_Problem requirements_: Extract from the listing each line in which the word "Sales" appears.

_Raw data_:
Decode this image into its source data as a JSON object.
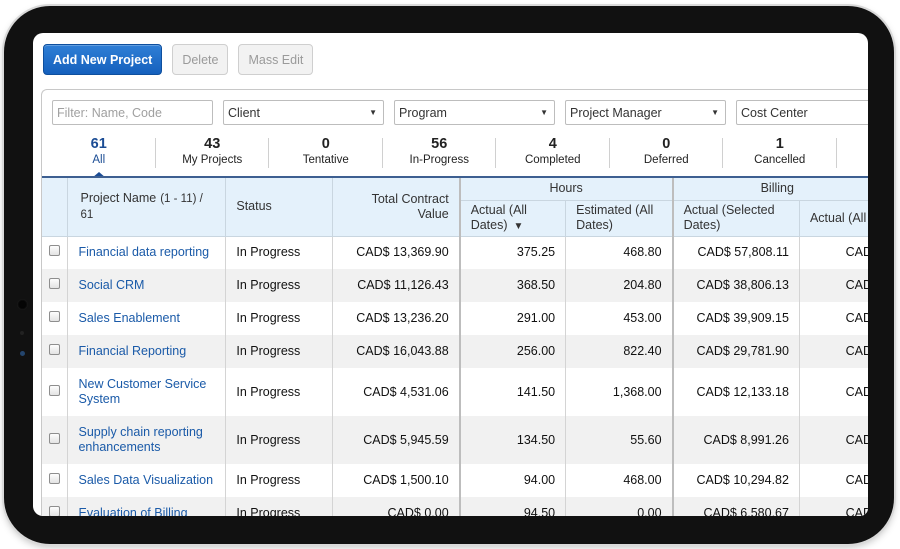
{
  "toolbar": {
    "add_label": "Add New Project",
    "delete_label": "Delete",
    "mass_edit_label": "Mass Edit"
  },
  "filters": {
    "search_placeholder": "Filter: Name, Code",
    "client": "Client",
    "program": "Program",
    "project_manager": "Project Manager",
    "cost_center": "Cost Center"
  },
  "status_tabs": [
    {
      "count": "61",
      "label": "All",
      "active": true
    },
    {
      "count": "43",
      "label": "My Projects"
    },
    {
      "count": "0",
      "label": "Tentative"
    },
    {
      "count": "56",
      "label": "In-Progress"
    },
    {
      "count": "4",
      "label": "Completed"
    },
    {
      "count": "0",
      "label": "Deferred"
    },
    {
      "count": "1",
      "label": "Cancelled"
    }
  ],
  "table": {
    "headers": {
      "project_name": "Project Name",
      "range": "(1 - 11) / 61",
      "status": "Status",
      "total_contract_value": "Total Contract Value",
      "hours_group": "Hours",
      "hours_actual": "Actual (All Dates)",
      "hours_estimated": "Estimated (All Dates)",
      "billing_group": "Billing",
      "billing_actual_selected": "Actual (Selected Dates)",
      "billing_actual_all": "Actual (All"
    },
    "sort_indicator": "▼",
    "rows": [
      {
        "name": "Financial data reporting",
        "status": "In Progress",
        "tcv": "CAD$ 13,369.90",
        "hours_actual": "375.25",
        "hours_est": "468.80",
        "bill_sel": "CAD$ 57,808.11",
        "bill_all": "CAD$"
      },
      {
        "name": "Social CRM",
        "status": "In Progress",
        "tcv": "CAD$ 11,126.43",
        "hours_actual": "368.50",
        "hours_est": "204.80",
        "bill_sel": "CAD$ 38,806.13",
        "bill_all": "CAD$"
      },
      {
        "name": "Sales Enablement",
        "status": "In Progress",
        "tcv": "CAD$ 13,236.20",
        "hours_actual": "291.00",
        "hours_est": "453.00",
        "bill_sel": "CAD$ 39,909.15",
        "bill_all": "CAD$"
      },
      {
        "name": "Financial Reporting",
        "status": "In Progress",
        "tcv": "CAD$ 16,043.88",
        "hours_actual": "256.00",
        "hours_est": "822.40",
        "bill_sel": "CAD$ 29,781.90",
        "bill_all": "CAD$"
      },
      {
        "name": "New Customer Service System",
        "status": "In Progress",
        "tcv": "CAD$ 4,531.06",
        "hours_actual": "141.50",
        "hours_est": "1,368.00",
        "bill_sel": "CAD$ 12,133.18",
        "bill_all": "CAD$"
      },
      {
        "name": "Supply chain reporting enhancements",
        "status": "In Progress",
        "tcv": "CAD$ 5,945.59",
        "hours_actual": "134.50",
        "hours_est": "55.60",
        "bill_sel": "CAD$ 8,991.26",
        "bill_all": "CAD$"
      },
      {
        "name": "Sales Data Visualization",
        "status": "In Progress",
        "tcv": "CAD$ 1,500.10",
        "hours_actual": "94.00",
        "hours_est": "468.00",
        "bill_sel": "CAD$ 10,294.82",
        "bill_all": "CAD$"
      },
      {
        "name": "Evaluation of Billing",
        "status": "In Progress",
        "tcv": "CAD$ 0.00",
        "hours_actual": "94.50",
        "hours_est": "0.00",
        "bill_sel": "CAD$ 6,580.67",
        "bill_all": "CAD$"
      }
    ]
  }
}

_Answer below_:
        "name": "Sales Enablement",
        "name": "Sales Data Visualization",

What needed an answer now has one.